Earlier this year, Philadelphia passed a law banning employers from asking about a job applicant’s salary history. In that blog post, I foreshadowed a possible lawsuit from business groups to block the law, which would otherwise take effect on May 23.
I didn’t stay at a Holiday Inn Express last night. But, even if I had, heck, I could move in to a Holiday Inn Express for a month and still not have anything intelligent to offer when one of my clients brings up the Affordable Care Act (ObamaCare).
Now, I’m guessing that some of you have ACA
dartboards migraines questions. (Something other than WTH?!?!?). I’m going to do one better than refer you to our Employee’s Benefits Practice Group.
My firm is hosting a free Affordable Care Act breakfast briefing on Tuesday, July 21, 2015 at 8:15 am at our office in Philadelphia, PA. Not only can you participate in a roundtable discussion about impending reporting requirements relating to the Affordable Care Act and related healthcare reform and compliance issues, but you get access to ACA compliance nerds from both my firm and Deloitte.
If you are a Philadelphia employer, check out my post from February and this poster. While the new law requires employers of 10 or more to provide paid sick leave, those with 9 or few employees must still provide unpaid sick leave.
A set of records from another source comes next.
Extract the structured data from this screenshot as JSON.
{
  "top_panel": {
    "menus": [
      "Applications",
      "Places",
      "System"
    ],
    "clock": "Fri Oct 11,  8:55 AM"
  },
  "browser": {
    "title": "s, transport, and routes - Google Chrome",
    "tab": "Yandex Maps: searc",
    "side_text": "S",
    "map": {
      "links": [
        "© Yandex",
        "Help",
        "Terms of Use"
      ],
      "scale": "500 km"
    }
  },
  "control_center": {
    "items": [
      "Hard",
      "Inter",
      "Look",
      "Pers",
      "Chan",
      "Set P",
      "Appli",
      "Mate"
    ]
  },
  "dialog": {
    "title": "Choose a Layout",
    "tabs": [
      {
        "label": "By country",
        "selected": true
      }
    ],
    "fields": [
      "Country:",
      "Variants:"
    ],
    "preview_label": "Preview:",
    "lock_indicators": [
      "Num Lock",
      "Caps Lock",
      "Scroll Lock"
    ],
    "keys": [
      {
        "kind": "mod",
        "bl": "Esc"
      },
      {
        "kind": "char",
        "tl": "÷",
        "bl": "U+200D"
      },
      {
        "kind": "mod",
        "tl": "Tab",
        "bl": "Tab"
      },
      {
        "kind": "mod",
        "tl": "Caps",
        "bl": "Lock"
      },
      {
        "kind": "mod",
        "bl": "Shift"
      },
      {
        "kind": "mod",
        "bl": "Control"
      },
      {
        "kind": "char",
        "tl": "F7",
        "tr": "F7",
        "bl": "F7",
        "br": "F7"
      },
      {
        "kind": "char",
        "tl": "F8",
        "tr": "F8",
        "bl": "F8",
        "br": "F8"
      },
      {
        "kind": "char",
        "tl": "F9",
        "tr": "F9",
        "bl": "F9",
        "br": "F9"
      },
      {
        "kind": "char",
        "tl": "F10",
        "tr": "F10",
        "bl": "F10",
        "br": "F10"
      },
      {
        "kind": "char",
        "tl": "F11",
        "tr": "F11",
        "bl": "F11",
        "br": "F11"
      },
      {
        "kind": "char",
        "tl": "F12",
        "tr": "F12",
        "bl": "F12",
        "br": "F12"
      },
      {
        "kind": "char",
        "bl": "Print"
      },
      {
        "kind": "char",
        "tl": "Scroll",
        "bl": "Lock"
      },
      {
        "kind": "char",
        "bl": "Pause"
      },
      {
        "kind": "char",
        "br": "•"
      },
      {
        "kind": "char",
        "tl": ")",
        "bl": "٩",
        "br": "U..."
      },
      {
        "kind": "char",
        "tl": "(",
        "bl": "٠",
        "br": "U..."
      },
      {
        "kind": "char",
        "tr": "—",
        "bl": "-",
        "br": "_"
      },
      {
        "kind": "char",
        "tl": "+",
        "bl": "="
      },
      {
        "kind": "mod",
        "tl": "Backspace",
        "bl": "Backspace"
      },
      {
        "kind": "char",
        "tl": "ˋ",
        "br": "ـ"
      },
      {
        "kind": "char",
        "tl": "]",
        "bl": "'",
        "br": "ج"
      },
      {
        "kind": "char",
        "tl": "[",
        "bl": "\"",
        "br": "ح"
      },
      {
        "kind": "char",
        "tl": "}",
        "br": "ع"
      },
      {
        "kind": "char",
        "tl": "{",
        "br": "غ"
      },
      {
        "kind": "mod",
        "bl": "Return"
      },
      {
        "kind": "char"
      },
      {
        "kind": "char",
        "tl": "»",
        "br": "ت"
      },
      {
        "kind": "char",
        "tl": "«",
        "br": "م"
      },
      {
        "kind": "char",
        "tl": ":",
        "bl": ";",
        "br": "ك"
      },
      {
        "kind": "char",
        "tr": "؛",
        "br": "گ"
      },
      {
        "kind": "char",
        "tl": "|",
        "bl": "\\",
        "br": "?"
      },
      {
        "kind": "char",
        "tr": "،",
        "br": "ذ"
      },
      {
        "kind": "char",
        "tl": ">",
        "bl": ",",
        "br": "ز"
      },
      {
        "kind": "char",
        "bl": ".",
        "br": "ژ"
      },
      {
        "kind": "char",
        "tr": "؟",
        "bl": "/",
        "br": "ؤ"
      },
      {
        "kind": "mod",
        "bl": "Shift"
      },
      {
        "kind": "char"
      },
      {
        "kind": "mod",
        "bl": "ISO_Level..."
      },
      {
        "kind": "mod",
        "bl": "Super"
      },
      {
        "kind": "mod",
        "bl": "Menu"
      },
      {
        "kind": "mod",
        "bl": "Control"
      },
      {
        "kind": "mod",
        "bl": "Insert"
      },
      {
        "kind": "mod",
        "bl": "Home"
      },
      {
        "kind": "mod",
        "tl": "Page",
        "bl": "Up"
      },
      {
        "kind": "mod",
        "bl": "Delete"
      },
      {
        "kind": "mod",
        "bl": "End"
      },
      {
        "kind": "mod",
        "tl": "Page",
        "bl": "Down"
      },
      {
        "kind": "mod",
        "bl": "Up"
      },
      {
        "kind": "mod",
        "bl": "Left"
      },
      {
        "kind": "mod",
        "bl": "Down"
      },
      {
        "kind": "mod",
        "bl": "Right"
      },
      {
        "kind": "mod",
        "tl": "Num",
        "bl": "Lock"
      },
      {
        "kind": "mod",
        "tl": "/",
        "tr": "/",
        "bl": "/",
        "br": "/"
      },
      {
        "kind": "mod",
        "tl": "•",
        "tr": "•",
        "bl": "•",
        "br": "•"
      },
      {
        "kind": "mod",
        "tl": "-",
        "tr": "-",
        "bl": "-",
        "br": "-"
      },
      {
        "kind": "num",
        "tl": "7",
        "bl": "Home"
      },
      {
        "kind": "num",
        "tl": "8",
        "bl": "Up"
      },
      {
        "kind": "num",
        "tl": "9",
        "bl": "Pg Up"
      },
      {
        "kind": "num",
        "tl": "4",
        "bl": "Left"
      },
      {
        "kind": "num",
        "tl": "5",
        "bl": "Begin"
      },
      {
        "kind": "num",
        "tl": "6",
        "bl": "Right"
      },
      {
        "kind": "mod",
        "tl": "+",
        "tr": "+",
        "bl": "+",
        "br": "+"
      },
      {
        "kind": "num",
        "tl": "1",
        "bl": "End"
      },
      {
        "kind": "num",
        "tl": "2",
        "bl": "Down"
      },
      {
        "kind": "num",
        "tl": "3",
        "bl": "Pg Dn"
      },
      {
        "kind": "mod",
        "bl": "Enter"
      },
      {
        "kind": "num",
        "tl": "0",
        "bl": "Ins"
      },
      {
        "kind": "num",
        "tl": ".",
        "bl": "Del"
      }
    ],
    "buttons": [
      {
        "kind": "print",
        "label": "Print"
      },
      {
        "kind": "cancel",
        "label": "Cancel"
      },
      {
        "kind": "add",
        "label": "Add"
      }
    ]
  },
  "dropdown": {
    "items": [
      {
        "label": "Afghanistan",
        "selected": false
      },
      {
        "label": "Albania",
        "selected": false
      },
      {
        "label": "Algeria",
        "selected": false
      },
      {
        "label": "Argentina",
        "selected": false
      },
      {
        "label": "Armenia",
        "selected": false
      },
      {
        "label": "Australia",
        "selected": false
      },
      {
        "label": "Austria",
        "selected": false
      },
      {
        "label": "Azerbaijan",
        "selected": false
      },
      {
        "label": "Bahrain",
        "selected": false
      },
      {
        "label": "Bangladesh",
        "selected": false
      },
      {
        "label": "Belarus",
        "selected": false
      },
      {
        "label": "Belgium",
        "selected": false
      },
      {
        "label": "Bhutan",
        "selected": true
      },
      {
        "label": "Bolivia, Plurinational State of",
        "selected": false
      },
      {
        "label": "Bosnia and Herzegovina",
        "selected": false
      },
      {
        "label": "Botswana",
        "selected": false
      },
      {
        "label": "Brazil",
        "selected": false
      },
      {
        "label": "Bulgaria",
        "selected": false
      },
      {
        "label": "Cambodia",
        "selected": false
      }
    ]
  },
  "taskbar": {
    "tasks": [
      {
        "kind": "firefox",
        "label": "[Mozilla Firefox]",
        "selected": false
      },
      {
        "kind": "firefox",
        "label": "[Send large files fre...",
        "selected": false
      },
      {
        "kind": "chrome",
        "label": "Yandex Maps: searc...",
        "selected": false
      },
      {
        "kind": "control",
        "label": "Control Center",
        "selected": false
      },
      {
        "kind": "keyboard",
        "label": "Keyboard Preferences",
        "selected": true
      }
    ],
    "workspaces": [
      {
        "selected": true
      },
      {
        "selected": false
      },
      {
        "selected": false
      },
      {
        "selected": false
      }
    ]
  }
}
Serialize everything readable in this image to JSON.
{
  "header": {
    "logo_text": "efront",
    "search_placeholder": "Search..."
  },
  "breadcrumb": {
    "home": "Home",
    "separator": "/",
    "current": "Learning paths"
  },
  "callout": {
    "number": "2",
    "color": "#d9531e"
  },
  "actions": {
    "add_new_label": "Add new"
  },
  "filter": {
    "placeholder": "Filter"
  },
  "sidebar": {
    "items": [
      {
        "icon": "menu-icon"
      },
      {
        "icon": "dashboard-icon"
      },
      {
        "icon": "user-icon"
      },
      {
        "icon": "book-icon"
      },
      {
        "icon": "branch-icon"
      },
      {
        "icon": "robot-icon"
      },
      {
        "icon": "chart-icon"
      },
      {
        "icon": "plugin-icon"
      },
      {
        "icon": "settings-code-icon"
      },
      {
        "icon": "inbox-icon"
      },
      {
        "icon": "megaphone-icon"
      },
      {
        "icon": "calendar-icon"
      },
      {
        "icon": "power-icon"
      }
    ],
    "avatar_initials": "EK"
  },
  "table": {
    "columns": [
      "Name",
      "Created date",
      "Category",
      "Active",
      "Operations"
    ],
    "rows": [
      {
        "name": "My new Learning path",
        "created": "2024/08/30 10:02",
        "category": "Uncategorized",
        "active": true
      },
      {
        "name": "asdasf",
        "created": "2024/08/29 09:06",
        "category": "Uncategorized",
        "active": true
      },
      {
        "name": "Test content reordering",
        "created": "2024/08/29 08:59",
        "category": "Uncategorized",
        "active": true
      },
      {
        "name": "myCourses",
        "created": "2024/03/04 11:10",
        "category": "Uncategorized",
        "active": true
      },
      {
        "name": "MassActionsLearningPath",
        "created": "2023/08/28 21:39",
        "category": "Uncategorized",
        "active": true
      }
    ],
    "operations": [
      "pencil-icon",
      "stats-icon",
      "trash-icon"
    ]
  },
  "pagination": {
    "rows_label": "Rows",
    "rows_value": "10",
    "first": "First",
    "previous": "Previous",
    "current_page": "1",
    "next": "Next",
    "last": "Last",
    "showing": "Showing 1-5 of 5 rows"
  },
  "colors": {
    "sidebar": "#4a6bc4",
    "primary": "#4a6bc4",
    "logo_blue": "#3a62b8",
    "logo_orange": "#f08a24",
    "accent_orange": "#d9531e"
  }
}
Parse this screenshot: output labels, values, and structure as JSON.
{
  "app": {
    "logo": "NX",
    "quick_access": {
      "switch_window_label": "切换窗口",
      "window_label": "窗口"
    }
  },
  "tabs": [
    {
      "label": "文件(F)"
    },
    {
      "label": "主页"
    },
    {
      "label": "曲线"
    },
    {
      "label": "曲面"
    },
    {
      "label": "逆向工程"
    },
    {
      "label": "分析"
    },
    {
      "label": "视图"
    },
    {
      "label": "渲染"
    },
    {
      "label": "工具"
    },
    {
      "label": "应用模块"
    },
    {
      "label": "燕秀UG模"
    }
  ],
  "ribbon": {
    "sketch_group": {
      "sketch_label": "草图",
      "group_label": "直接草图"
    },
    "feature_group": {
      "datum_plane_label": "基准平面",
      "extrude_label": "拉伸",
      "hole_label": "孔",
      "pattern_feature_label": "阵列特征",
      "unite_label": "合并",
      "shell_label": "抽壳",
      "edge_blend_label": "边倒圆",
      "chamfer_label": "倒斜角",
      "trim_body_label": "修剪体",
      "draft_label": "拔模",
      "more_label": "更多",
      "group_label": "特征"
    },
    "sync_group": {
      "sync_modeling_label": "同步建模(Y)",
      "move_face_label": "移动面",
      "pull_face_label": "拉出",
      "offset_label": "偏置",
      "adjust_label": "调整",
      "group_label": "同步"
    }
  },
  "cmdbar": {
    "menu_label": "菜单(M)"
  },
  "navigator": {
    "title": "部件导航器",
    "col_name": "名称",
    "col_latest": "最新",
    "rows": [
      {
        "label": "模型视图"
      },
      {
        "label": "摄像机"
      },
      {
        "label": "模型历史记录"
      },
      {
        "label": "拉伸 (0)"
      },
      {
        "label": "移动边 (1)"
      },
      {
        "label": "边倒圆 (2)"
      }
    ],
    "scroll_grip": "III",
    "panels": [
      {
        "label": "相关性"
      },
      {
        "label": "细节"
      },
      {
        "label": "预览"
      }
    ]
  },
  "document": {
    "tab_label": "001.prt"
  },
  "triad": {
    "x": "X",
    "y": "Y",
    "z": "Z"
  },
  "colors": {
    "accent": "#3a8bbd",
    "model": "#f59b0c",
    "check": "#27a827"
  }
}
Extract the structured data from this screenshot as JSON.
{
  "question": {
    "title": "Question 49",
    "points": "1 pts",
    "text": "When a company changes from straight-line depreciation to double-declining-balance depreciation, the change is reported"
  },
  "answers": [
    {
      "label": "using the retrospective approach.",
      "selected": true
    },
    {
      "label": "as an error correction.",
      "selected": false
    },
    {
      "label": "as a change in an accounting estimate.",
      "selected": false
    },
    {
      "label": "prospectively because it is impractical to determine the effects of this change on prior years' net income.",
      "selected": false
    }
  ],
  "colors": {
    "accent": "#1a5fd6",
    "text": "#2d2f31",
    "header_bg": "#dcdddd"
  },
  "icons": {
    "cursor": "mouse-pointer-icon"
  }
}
If you haven’t done so already, update your employee handbooks.
For the rest of you (and, I suppose, my Philadelphia employer readers too), the results of yesterday’s Facebook poll are in…and not all that surprising.
71% of those who responded would fire an employee who identifies herself on Facebook as one of your employees and, in a status update, praises the murder of two police officers. Others would either discipline/counsel the employee (21%), or do nothing to the employee (4%). One of you would consult the company’s social media policy before taking action. Another one of you would discuss with the employee first and then decide what to do.
Back in December, I warned you (here) that, after two failed attempts to enact paid sick leave in Philadelphia, the third time may be the charm in 2015.
I was right.
(Want to rub my head for good luck? Or hire me as your employment lawyer? Yeah, let’s go with the second one.)
Yesterday, Mayor Nutter signed into law a paid sick leave bill that passed City Council by a vote of 14-2. The new law, which will apply to businesses with at least 10 employees, will allow employees to accrue an hour of paid sick leave for every 40 hours of work. It goes into effect in 90 days.